Look at every line of the material below and tally those containing "scheduling". Reply with the total alone.

[DATA EXTRACT Boundary: Start]

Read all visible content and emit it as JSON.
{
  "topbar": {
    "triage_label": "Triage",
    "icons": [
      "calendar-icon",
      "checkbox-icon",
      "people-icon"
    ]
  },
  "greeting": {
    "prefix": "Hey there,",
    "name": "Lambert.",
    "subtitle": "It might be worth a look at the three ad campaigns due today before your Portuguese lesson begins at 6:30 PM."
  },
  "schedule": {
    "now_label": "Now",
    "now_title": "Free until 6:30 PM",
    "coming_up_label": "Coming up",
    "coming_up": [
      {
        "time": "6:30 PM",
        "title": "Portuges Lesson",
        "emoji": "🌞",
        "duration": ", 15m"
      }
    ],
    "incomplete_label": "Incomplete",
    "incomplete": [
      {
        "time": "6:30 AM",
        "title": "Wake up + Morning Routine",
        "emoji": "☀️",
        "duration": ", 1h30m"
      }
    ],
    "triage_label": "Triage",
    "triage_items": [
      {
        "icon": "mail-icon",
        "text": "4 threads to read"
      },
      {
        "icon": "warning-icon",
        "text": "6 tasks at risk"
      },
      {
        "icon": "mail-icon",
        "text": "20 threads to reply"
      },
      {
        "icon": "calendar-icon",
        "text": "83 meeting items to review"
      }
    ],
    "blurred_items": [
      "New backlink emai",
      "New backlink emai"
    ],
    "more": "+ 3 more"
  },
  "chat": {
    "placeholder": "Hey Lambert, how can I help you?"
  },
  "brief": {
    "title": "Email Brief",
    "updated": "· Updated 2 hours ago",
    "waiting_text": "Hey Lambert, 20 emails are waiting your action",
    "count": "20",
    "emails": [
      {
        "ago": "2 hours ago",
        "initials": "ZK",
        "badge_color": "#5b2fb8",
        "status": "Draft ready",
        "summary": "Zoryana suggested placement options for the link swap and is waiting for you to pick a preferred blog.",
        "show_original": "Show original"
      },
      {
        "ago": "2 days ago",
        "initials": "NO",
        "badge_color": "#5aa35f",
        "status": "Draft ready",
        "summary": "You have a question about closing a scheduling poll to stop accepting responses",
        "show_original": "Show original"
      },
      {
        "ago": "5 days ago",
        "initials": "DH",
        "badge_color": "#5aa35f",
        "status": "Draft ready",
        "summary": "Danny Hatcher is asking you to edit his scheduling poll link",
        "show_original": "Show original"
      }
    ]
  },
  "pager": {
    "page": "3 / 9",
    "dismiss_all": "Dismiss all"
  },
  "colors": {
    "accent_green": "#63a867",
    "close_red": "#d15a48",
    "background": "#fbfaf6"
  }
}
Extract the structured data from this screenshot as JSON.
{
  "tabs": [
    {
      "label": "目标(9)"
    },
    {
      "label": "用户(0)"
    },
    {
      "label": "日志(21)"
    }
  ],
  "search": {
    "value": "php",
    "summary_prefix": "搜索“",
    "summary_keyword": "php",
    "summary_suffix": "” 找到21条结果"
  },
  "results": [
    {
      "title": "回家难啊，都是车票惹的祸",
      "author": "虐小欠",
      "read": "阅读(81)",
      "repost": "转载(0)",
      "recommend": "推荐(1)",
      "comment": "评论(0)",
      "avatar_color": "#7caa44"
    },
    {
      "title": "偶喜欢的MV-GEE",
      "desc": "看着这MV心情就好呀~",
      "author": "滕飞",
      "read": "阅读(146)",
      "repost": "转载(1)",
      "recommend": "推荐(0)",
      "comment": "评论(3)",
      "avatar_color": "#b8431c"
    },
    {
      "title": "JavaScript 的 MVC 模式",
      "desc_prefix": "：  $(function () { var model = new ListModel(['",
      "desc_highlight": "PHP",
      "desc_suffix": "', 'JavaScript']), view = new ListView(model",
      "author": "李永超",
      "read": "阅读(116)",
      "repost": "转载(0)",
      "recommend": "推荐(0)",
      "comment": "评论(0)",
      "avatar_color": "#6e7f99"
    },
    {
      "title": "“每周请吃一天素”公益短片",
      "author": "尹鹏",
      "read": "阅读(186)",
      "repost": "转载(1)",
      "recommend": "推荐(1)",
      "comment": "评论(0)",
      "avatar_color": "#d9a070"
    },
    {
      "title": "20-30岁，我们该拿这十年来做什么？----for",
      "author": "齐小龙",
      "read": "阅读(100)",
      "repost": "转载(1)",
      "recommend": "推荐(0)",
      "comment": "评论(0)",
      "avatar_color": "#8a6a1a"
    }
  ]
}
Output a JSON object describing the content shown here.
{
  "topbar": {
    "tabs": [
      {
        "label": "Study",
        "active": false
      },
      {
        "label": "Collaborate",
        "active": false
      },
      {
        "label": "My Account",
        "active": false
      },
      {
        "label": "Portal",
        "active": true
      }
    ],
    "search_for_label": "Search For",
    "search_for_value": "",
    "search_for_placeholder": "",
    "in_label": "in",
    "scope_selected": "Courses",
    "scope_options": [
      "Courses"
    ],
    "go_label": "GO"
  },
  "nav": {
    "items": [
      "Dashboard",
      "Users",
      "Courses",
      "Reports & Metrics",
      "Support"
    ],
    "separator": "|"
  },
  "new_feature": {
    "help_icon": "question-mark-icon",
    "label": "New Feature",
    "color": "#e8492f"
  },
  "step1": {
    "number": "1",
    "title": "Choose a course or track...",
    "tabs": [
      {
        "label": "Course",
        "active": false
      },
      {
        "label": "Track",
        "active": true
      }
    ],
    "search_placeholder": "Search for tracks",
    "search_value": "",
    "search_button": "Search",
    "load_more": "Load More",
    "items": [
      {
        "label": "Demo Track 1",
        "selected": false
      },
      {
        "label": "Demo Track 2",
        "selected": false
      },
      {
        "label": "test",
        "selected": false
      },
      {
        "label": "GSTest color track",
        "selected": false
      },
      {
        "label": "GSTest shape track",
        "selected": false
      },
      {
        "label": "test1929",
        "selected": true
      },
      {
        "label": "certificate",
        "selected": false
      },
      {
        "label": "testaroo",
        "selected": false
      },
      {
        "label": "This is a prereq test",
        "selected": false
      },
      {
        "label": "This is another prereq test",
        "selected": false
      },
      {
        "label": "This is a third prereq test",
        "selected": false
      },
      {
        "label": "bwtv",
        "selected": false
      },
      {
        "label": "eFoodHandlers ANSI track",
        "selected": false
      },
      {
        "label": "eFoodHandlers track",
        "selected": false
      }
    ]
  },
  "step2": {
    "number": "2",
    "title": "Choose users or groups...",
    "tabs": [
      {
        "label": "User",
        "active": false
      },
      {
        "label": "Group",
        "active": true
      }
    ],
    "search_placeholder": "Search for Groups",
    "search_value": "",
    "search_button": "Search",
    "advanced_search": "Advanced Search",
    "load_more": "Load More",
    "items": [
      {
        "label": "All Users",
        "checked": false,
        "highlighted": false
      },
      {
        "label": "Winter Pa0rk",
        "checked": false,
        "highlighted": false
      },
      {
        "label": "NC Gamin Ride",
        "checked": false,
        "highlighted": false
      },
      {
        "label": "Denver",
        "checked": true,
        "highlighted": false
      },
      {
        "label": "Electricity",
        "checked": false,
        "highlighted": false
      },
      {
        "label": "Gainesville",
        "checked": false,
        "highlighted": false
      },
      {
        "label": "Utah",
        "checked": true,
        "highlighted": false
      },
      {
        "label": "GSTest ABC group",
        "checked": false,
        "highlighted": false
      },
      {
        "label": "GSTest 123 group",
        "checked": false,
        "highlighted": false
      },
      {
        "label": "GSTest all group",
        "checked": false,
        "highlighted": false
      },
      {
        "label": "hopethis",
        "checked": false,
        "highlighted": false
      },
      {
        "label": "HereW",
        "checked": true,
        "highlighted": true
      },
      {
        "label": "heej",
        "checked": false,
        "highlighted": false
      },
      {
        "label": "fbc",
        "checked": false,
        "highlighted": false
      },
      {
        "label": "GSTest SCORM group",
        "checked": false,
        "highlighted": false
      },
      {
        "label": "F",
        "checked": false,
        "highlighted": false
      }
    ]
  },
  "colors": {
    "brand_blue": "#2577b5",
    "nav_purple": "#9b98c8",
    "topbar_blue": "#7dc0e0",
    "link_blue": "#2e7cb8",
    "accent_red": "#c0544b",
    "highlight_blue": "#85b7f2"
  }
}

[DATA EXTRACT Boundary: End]

SOLVED PROBLEM >>
2